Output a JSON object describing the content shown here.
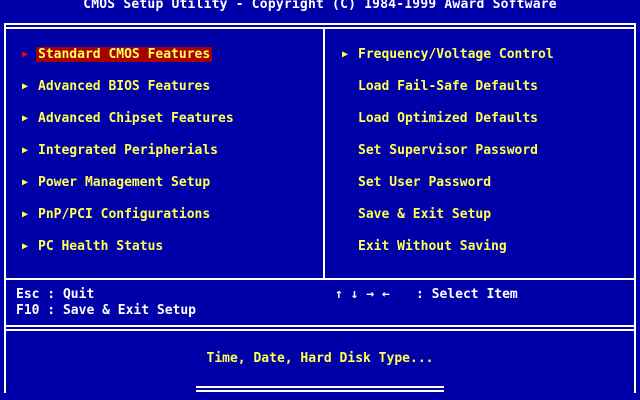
{
  "title": "CMOS Setup Utility - Copyright (C) 1984-1999 Award Software",
  "left_menu": [
    {
      "label": "Standard CMOS Features",
      "arrow": true,
      "selected": true
    },
    {
      "label": "Advanced BIOS Features",
      "arrow": true
    },
    {
      "label": "Advanced Chipset Features",
      "arrow": true
    },
    {
      "label": "Integrated Peripherials",
      "arrow": true
    },
    {
      "label": "Power Management Setup",
      "arrow": true
    },
    {
      "label": "PnP/PCI Configurations",
      "arrow": true
    },
    {
      "label": "PC Health Status",
      "arrow": true
    }
  ],
  "right_menu": [
    {
      "label": "Frequency/Voltage Control",
      "arrow": true
    },
    {
      "label": "Load Fail-Safe Defaults",
      "arrow": false
    },
    {
      "label": "Load Optimized Defaults",
      "arrow": false
    },
    {
      "label": "Set Supervisor Password",
      "arrow": false
    },
    {
      "label": "Set User Password",
      "arrow": false
    },
    {
      "label": "Save & Exit Setup",
      "arrow": false
    },
    {
      "label": "Exit Without Saving",
      "arrow": false
    }
  ],
  "keys": {
    "esc": "Esc : Quit",
    "f10": "F10 : Save & Exit Setup",
    "arrows": "↑ ↓ → ←",
    "select_item": ": Select Item"
  },
  "help_text": "Time, Date, Hard Disk Type...",
  "colors": {
    "background": "#0000a8",
    "menu_text": "#ffff54",
    "selected_bg": "#a80000",
    "frame": "#ffffff"
  }
}
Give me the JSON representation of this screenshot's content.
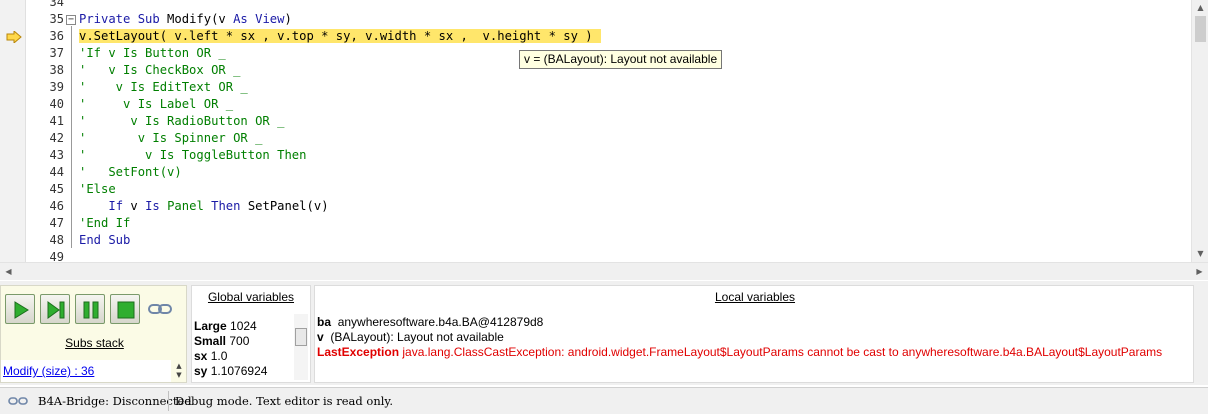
{
  "editor": {
    "lines": [
      {
        "num": "34",
        "segs": []
      },
      {
        "num": "35",
        "segs": [
          [
            "kw",
            "Private Sub"
          ],
          [
            "t",
            " Modify(v "
          ],
          [
            "kw",
            "As"
          ],
          [
            "t",
            " "
          ],
          [
            "kw",
            "View"
          ],
          [
            "t",
            ")"
          ]
        ]
      },
      {
        "num": "36",
        "segs": [
          [
            "t",
            "v.SetLayout( v.left * sx , v.top * sy, v.width * sx ,  v.height * sy )"
          ]
        ]
      },
      {
        "num": "37",
        "segs": [
          [
            "cm",
            "'If v Is Button OR _"
          ]
        ]
      },
      {
        "num": "38",
        "segs": [
          [
            "cm",
            "'   v Is CheckBox OR _"
          ]
        ]
      },
      {
        "num": "39",
        "segs": [
          [
            "cm",
            "'    v Is EditText OR _"
          ]
        ]
      },
      {
        "num": "40",
        "segs": [
          [
            "cm",
            "'     v Is Label OR _"
          ]
        ]
      },
      {
        "num": "41",
        "segs": [
          [
            "cm",
            "'      v Is RadioButton OR _"
          ]
        ]
      },
      {
        "num": "42",
        "segs": [
          [
            "cm",
            "'       v Is Spinner OR _"
          ]
        ]
      },
      {
        "num": "43",
        "segs": [
          [
            "cm",
            "'        v Is ToggleButton Then"
          ]
        ]
      },
      {
        "num": "44",
        "segs": [
          [
            "cm",
            "'   SetFont(v)"
          ]
        ]
      },
      {
        "num": "45",
        "segs": [
          [
            "cm",
            "'Else"
          ]
        ]
      },
      {
        "num": "46",
        "segs": [
          [
            "t",
            "    "
          ],
          [
            "kw",
            "If"
          ],
          [
            "t",
            " v "
          ],
          [
            "kw",
            "Is"
          ],
          [
            "t",
            " "
          ],
          [
            "cm",
            "Panel"
          ],
          [
            "t",
            " "
          ],
          [
            "kw",
            "Then"
          ],
          [
            "t",
            " SetPanel(v)"
          ]
        ]
      },
      {
        "num": "47",
        "segs": [
          [
            "cm",
            "'End If"
          ]
        ]
      },
      {
        "num": "48",
        "segs": [
          [
            "kw",
            "End Sub"
          ]
        ]
      },
      {
        "num": "49",
        "segs": []
      }
    ],
    "highlighted_line": "36",
    "tooltip": "v = (BALayout): Layout not available"
  },
  "subs_stack": {
    "title": "Subs stack",
    "items": [
      "Modify (size) : 36"
    ]
  },
  "global_variables": {
    "title": "Global variables",
    "items": [
      {
        "name": "Large",
        "value": "1024"
      },
      {
        "name": "Small",
        "value": "700"
      },
      {
        "name": "sx",
        "value": "1.0"
      },
      {
        "name": "sy",
        "value": "1.1076924"
      }
    ]
  },
  "local_variables": {
    "title": "Local variables",
    "items": [
      {
        "name": "ba",
        "value": "anywheresoftware.b4a.BA@412879d8",
        "error": false
      },
      {
        "name": "v",
        "value": "(BALayout): Layout not available",
        "error": false
      },
      {
        "name": "LastException",
        "value": "java.lang.ClassCastException: android.widget.FrameLayout$LayoutParams cannot be cast to anywheresoftware.b4a.BALayout$LayoutParams",
        "error": true
      }
    ]
  },
  "status_bar": {
    "bridge": "B4A-Bridge: Disconnected",
    "mode": "Debug mode. Text editor is read only."
  },
  "colors": {
    "keyword": "#1a1aa6",
    "comment": "#007f00",
    "highlight": "#ffe66b",
    "error": "#e00000",
    "debug_button_green": "#2fae2f"
  },
  "icons": {
    "current_line": "debug-arrow-icon",
    "toolbar": [
      "play-icon",
      "step-icon",
      "pause-icon",
      "stop-icon",
      "link-icon"
    ],
    "status": "bridge-icon"
  }
}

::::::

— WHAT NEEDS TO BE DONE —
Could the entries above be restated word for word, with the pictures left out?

— ANSWER FOR THE TASK —
Output a JSON object describing the content shown here.
{
  "title": "CMOS Setup Utility - Copyright (C) 1984-1999 Award Software",
  "left_menu": [
    {
      "label": "Standard CMOS Features",
      "arrow": true,
      "selected": true
    },
    {
      "label": "Advanced BIOS Features",
      "arrow": true
    },
    {
      "label": "Advanced Chipset Features",
      "arrow": true
    },
    {
      "label": "Integrated Peripherials",
      "arrow": true
    },
    {
      "label": "Power Management Setup",
      "arrow": true
    },
    {
      "label": "PnP/PCI Configurations",
      "arrow": true
    },
    {
      "label": "PC Health Status",
      "arrow": true
    }
  ],
  "right_menu": [
    {
      "label": "Frequency/Voltage Control",
      "arrow": true
    },
    {
      "label": "Load Fail-Safe Defaults",
      "arrow": false
    },
    {
      "label": "Load Optimized Defaults",
      "arrow": false
    },
    {
      "label": "Set Supervisor Password",
      "arrow": false
    },
    {
      "label": "Set User Password",
      "arrow": false
    },
    {
      "label": "Save & Exit Setup",
      "arrow": false
    },
    {
      "label": "Exit Without Saving",
      "arrow": false
    }
  ],
  "keys": {
    "esc": "Esc : Quit",
    "f10": "F10 : Save & Exit Setup",
    "arrows": "↑ ↓ → ←",
    "select_item": ": Select Item"
  },
  "help_text": "Time, Date, Hard Disk Type...",
  "colors": {
    "background": "#0000a8",
    "menu_text": "#ffff54",
    "selected_bg": "#a80000",
    "frame": "#ffffff"
  }
}
Give me the JSON representation of this screenshot's content.
{
  "editor": {
    "lines": [
      {
        "num": "34",
        "segs": []
      },
      {
        "num": "35",
        "segs": [
          [
            "kw",
            "Private Sub"
          ],
          [
            "t",
            " Modify(v "
          ],
          [
            "kw",
            "As"
          ],
          [
            "t",
            " "
          ],
          [
            "kw",
            "View"
          ],
          [
            "t",
            ")"
          ]
        ]
      },
      {
        "num": "36",
        "segs": [
          [
            "t",
            "v.SetLayout( v.left * sx , v.top * sy, v.width * sx ,  v.height * sy )"
          ]
        ]
      },
      {
        "num": "37",
        "segs": [
          [
            "cm",
            "'If v Is Button OR _"
          ]
        ]
      },
      {
        "num": "38",
        "segs": [
          [
            "cm",
            "'   v Is CheckBox OR _"
          ]
        ]
      },
      {
        "num": "39",
        "segs": [
          [
            "cm",
            "'    v Is EditText OR _"
          ]
        ]
      },
      {
        "num": "40",
        "segs": [
          [
            "cm",
            "'     v Is Label OR _"
          ]
        ]
      },
      {
        "num": "41",
        "segs": [
          [
            "cm",
            "'      v Is RadioButton OR _"
          ]
        ]
      },
      {
        "num": "42",
        "segs": [
          [
            "cm",
            "'       v Is Spinner OR _"
          ]
        ]
      },
      {
        "num": "43",
        "segs": [
          [
            "cm",
            "'        v Is ToggleButton Then"
          ]
        ]
      },
      {
        "num": "44",
        "segs": [
          [
            "cm",
            "'   SetFont(v)"
          ]
        ]
      },
      {
        "num": "45",
        "segs": [
          [
            "cm",
            "'Else"
          ]
        ]
      },
      {
        "num": "46",
        "segs": [
          [
            "t",
            "    "
          ],
          [
            "kw",
            "If"
          ],
          [
            "t",
            " v "
          ],
          [
            "kw",
            "Is"
          ],
          [
            "t",
            " "
          ],
          [
            "cm",
            "Panel"
          ],
          [
            "t",
            " "
          ],
          [
            "kw",
            "Then"
          ],
          [
            "t",
            " SetPanel(v)"
          ]
        ]
      },
      {
        "num": "47",
        "segs": [
          [
            "cm",
            "'End If"
          ]
        ]
      },
      {
        "num": "48",
        "segs": [
          [
            "kw",
            "End Sub"
          ]
        ]
      },
      {
        "num": "49",
        "segs": []
      }
    ],
    "highlighted_line": "36",
    "tooltip": "v = (BALayout): Layout not available"
  },
  "subs_stack": {
    "title": "Subs stack",
    "items": [
      "Modify (size) : 36"
    ]
  },
  "global_variables": {
    "title": "Global variables",
    "items": [
      {
        "name": "Large",
        "value": "1024"
      },
      {
        "name": "Small",
        "value": "700"
      },
      {
        "name": "sx",
        "value": "1.0"
      },
      {
        "name": "sy",
        "value": "1.1076924"
      }
    ]
  },
  "local_variables": {
    "title": "Local variables",
    "items": [
      {
        "name": "ba",
        "value": "anywheresoftware.b4a.BA@412879d8",
        "error": false
      },
      {
        "name": "v",
        "value": "(BALayout): Layout not available",
        "error": false
      },
      {
        "name": "LastException",
        "value": "java.lang.ClassCastException: android.widget.FrameLayout$LayoutParams cannot be cast to anywheresoftware.b4a.BALayout$LayoutParams",
        "error": true
      }
    ]
  },
  "status_bar": {
    "bridge": "B4A-Bridge: Disconnected",
    "mode": "Debug mode. Text editor is read only."
  },
  "colors": {
    "keyword": "#1a1aa6",
    "comment": "#007f00",
    "highlight": "#ffe66b",
    "error": "#e00000",
    "debug_button_green": "#2fae2f"
  },
  "icons": {
    "current_line": "debug-arrow-icon",
    "toolbar": [
      "play-icon",
      "step-icon",
      "pause-icon",
      "stop-icon",
      "link-icon"
    ],
    "status": "bridge-icon"
  }
}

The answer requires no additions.